By Robert Laurie
As soon as Mitt Romney clinched the 2012 GOP nomination, I knew. We were in for four more years of Obama. By the time election night rolled around, the polls had tightened and I had some sliver of hope that he might pull things off – but, still, in my heart of hearts I knew. Romney was not the kind of fighter that could take on an incumbent President and win.
My misgivings had nothing to do with his money. I like money. Wealth is a good thing. My \problem with Romney was that, from his time in Massachusetts right up until his candidacy, he’d been on both sides of virtually every issue. Gun control, healthcare, taxation, abortion, gay rights – you name it – if it was an issue, Romney had probably been on both sides of it.
Now, he’s in Arizona running for Senate and guess what? He’s flip-flopped again. This time he’s trying to have it both ways about Donald Trump.
The future, he predicted, would feature Trump as America’s leader at least for another six years.

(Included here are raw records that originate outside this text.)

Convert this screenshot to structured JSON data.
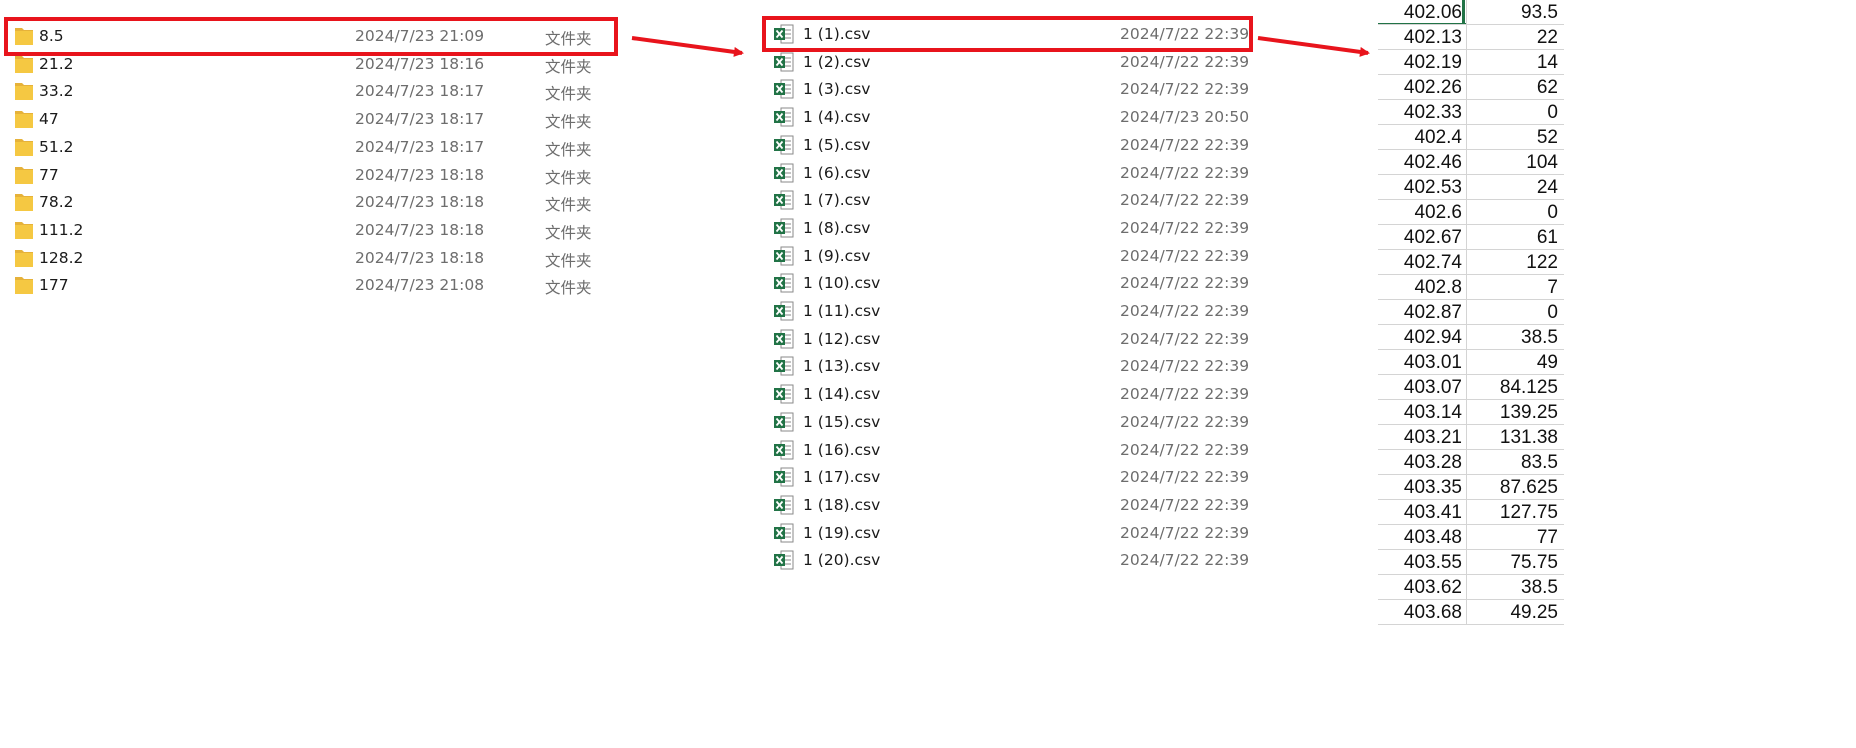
{
  "folders": {
    "type_label": "文件夹",
    "items": [
      {
        "name": "8.5",
        "date": "2024/7/23 21:09"
      },
      {
        "name": "21.2",
        "date": "2024/7/23 18:16"
      },
      {
        "name": "33.2",
        "date": "2024/7/23 18:17"
      },
      {
        "name": "47",
        "date": "2024/7/23 18:17"
      },
      {
        "name": "51.2",
        "date": "2024/7/23 18:17"
      },
      {
        "name": "77",
        "date": "2024/7/23 18:18"
      },
      {
        "name": "78.2",
        "date": "2024/7/23 18:18"
      },
      {
        "name": "111.2",
        "date": "2024/7/23 18:18"
      },
      {
        "name": "128.2",
        "date": "2024/7/23 18:18"
      },
      {
        "name": "177",
        "date": "2024/7/23 21:08"
      }
    ],
    "icon": "folder-icon"
  },
  "files": {
    "icon": "excel-csv-icon",
    "items": [
      {
        "name": "1 (1).csv",
        "date": "2024/7/22 22:39"
      },
      {
        "name": "1 (2).csv",
        "date": "2024/7/22 22:39"
      },
      {
        "name": "1 (3).csv",
        "date": "2024/7/22 22:39"
      },
      {
        "name": "1 (4).csv",
        "date": "2024/7/23 20:50"
      },
      {
        "name": "1 (5).csv",
        "date": "2024/7/22 22:39"
      },
      {
        "name": "1 (6).csv",
        "date": "2024/7/22 22:39"
      },
      {
        "name": "1 (7).csv",
        "date": "2024/7/22 22:39"
      },
      {
        "name": "1 (8).csv",
        "date": "2024/7/22 22:39"
      },
      {
        "name": "1 (9).csv",
        "date": "2024/7/22 22:39"
      },
      {
        "name": "1 (10).csv",
        "date": "2024/7/22 22:39"
      },
      {
        "name": "1 (11).csv",
        "date": "2024/7/22 22:39"
      },
      {
        "name": "1 (12).csv",
        "date": "2024/7/22 22:39"
      },
      {
        "name": "1 (13).csv",
        "date": "2024/7/22 22:39"
      },
      {
        "name": "1 (14).csv",
        "date": "2024/7/22 22:39"
      },
      {
        "name": "1 (15).csv",
        "date": "2024/7/22 22:39"
      },
      {
        "name": "1 (16).csv",
        "date": "2024/7/22 22:39"
      },
      {
        "name": "1 (17).csv",
        "date": "2024/7/22 22:39"
      },
      {
        "name": "1 (18).csv",
        "date": "2024/7/22 22:39"
      },
      {
        "name": "1 (19).csv",
        "date": "2024/7/22 22:39"
      },
      {
        "name": "1 (20).csv",
        "date": "2024/7/22 22:39"
      }
    ]
  },
  "sheet": {
    "rows": [
      [
        "402.06",
        "93.5"
      ],
      [
        "402.13",
        "22"
      ],
      [
        "402.19",
        "14"
      ],
      [
        "402.26",
        "62"
      ],
      [
        "402.33",
        "0"
      ],
      [
        "402.4",
        "52"
      ],
      [
        "402.46",
        "104"
      ],
      [
        "402.53",
        "24"
      ],
      [
        "402.6",
        "0"
      ],
      [
        "402.67",
        "61"
      ],
      [
        "402.74",
        "122"
      ],
      [
        "402.8",
        "7"
      ],
      [
        "402.87",
        "0"
      ],
      [
        "402.94",
        "38.5"
      ],
      [
        "403.01",
        "49"
      ],
      [
        "403.07",
        "84.125"
      ],
      [
        "403.14",
        "139.25"
      ],
      [
        "403.21",
        "131.38"
      ],
      [
        "403.28",
        "83.5"
      ],
      [
        "403.35",
        "87.625"
      ],
      [
        "403.41",
        "127.75"
      ],
      [
        "403.48",
        "77"
      ],
      [
        "403.55",
        "75.75"
      ],
      [
        "403.62",
        "38.5"
      ],
      [
        "403.68",
        "49.25"
      ]
    ]
  },
  "colors": {
    "highlight": "#e8141c",
    "arrow": "#e8141c",
    "excel_green": "#217346",
    "folder_yellow": "#f5c842"
  }
}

“I think that not just because of the strong economy and the fact that people are going to see increasingly rising wages,” Romney said, “but I think it’s also true because I think our Democrat friends are likely to nominate someone who is really out of the mainstream of American thought and will make it easier for a president who’s presiding over a growing economy.”
The remarks from Romney marked a sharp reversal from his original impression of Trump. Romney briefly served as the face of the so-called “Never Trump” movement before the 2016 election. He delivered a scathing speech in Utah before the 2016 election, calling Trump “a con man” and “a fake.”
Yet Romney’s criticism has softened since then. And now, in the midst of a Republican Senate primary campaign, the former Massachusetts governor appears to be embracing Trump and his leadership role in the modern-day Republican Party.
That’s quite a reversal from this speech, delivered in March of 2016:
In the middle of that barrage, you’ll notice that Romney mentions the polls predicting Trump would lose to Hillary Clinton. That’s what’s really going on here. Romney sought to position himself as king of the NeverTrump movement at a time when ALL of the conventional (meaning DC insider) wisdom said Trump couldn’t win. Romney’s probably assumed that Trump would go down in flames, the party would be in ruins, and he’d be in the catbird seat saying “toldja so.” Then, Trump won.
Romney has been sheepishly walking back his attack ever since.
If Mitt really believed what he said in the now-infamous clip above, he should stick by it. It’s better to go down in history as simply being wrong, than to be remembered for …whatever it is he’s doing now.